Please write out all of the entries without altering anything.

[[ EXERCISE MATERIAL open ]]

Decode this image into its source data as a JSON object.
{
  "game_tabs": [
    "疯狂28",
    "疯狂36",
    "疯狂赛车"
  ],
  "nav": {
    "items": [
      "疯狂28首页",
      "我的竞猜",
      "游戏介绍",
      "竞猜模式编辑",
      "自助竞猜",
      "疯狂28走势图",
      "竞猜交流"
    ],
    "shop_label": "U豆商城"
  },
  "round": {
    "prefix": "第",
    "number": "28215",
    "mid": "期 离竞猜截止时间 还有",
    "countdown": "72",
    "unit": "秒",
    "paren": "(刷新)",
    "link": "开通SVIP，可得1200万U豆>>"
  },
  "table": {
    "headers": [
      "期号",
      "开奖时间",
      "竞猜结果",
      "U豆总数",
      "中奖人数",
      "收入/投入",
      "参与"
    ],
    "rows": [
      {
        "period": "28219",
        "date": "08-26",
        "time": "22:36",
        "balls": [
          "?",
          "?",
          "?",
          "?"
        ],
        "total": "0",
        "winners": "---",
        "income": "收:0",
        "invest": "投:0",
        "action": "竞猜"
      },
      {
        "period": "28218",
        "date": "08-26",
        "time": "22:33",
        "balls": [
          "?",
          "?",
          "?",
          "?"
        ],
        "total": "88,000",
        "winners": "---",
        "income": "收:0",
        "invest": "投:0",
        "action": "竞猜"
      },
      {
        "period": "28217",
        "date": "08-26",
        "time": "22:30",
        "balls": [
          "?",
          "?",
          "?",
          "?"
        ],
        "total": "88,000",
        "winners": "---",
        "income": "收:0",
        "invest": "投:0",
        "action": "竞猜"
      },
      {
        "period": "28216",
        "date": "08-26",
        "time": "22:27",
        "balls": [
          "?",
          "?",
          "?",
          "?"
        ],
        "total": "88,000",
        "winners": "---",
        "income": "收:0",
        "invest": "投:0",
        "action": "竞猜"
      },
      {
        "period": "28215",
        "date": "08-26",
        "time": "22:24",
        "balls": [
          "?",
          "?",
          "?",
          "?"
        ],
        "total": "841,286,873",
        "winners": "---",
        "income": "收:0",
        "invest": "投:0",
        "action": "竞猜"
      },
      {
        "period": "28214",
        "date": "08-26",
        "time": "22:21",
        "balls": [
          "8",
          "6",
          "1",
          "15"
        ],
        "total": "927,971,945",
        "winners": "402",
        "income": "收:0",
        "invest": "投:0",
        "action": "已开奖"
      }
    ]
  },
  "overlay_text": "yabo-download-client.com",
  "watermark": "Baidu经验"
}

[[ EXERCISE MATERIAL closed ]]

RESPONSE BOX:
Decode this image into its source data as a JSON object.
{
  "game_tabs": [
    "疯狂28",
    "疯狂36",
    "疯狂赛车"
  ],
  "nav": {
    "items": [
      "疯狂28首页",
      "我的竞猜",
      "游戏介绍",
      "竞猜模式编辑",
      "自助竞猜",
      "疯狂28走势图",
      "竞猜交流"
    ],
    "shop_label": "U豆商城"
  },
  "round": {
    "prefix": "第",
    "number": "28215",
    "mid": "期 离竞猜截止时间 还有",
    "countdown": "72",
    "unit": "秒",
    "paren": "(刷新)",
    "link": "开通SVIP，可得1200万U豆>>"
  },
  "table": {
    "headers": [
      "期号",
      "开奖时间",
      "竞猜结果",
      "U豆总数",
      "中奖人数",
      "收入/投入",
      "参与"
    ],
    "rows": [
      {
        "period": "28219",
        "date": "08-26",
        "time": "22:36",
        "balls": [
          "?",
          "?",
          "?",
          "?"
        ],
        "total": "0",
        "winners": "---",
        "income": "收:0",
        "invest": "投:0",
        "action": "竞猜"
      },
      {
        "period": "28218",
        "date": "08-26",
        "time": "22:33",
        "balls": [
          "?",
          "?",
          "?",
          "?"
        ],
        "total": "88,000",
        "winners": "---",
        "income": "收:0",
        "invest": "投:0",
        "action": "竞猜"
      },
      {
        "period": "28217",
        "date": "08-26",
        "time": "22:30",
        "balls": [
          "?",
          "?",
          "?",
          "?"
        ],
        "total": "88,000",
        "winners": "---",
        "income": "收:0",
        "invest": "投:0",
        "action": "竞猜"
      },
      {
        "period": "28216",
        "date": "08-26",
        "time": "22:27",
        "balls": [
          "?",
          "?",
          "?",
          "?"
        ],
        "total": "88,000",
        "winners": "---",
        "income": "收:0",
        "invest": "投:0",
        "action": "竞猜"
      },
      {
        "period": "28215",
        "date": "08-26",
        "time": "22:24",
        "balls": [
          "?",
          "?",
          "?",
          "?"
        ],
        "total": "841,286,873",
        "winners": "---",
        "income": "收:0",
        "invest": "投:0",
        "action": "竞猜"
      },
      {
        "period": "28214",
        "date": "08-26",
        "time": "22:21",
        "balls": [
          "8",
          "6",
          "1",
          "15"
        ],
        "total": "927,971,945",
        "winners": "402",
        "income": "收:0",
        "invest": "投:0",
        "action": "已开奖"
      }
    ]
  },
  "overlay_text": "yabo-download-client.com",
  "watermark": "Baidu经验"
}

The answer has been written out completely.